■ **Task statement**: Report each line of the entries below that includes "Choic".

■ **Provided data**:
# # # # #

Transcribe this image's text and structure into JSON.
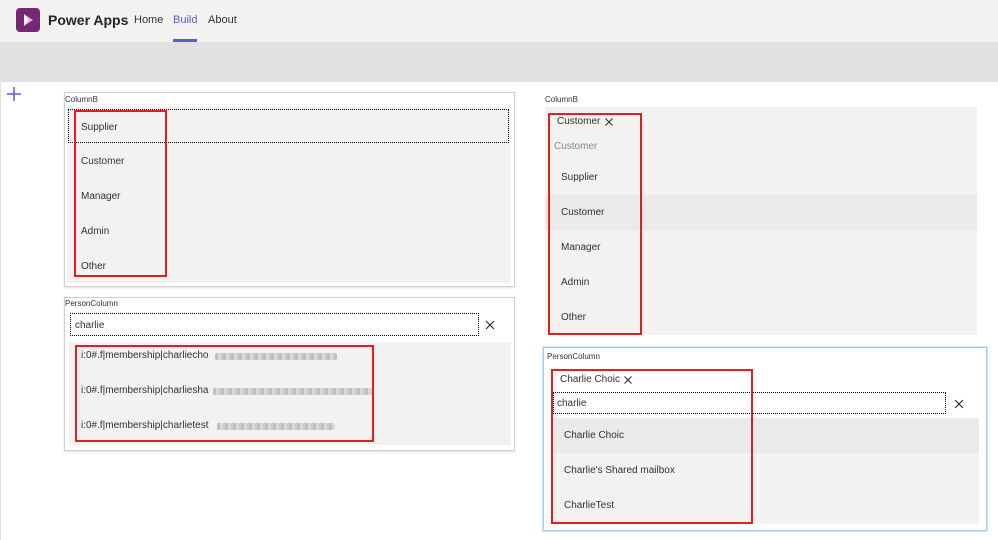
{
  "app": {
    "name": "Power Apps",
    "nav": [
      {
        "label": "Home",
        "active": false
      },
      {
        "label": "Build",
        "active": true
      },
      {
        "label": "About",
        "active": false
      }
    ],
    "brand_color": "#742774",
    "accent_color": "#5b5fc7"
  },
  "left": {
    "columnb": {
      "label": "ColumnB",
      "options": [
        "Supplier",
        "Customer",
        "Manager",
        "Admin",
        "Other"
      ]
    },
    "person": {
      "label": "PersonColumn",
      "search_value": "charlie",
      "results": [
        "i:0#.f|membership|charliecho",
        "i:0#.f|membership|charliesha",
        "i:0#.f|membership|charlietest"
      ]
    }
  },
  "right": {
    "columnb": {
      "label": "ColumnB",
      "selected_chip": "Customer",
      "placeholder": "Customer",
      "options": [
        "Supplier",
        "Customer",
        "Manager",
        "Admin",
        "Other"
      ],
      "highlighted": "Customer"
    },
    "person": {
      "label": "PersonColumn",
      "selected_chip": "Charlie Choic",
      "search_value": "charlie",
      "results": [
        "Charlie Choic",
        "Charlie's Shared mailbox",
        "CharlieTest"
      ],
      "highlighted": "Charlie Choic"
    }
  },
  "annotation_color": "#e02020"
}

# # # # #

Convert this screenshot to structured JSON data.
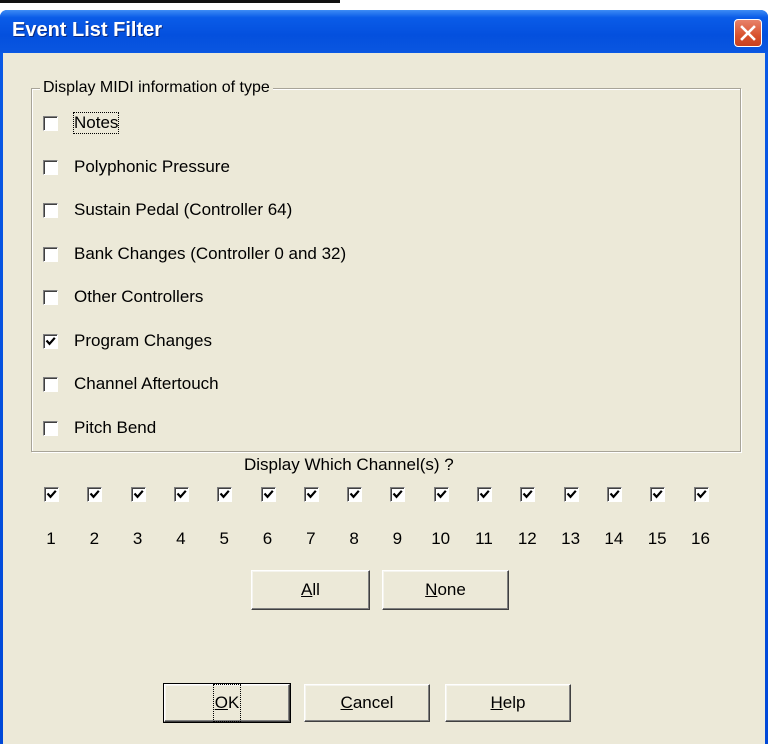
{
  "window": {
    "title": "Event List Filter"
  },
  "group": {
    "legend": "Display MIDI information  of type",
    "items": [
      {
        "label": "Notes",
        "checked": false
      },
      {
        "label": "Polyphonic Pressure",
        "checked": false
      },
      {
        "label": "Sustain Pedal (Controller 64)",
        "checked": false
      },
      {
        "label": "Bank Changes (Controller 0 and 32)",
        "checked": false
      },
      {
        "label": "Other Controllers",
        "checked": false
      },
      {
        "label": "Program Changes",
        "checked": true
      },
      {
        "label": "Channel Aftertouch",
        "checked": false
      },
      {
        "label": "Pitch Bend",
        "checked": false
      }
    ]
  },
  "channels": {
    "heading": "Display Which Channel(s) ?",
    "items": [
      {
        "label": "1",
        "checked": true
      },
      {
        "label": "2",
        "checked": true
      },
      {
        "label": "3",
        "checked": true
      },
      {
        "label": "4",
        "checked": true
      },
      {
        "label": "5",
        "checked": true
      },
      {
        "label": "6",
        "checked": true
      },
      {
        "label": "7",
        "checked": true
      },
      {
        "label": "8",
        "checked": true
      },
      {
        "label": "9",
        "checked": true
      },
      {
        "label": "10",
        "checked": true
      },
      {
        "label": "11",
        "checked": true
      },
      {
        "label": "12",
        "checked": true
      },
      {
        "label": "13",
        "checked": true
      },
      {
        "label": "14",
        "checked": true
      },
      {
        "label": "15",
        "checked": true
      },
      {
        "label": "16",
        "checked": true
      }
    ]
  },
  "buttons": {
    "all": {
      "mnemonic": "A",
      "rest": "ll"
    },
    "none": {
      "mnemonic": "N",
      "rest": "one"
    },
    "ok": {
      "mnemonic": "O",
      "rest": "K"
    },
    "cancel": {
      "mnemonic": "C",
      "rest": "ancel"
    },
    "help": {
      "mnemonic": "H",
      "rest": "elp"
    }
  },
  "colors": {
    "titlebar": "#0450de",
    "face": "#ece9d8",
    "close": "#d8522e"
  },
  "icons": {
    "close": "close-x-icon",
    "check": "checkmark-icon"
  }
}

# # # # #

■ **Answer box**:
      "selected_chip": "Charlie Choic",
        "Charlie Choic",
      "highlighted": "Charlie Choic"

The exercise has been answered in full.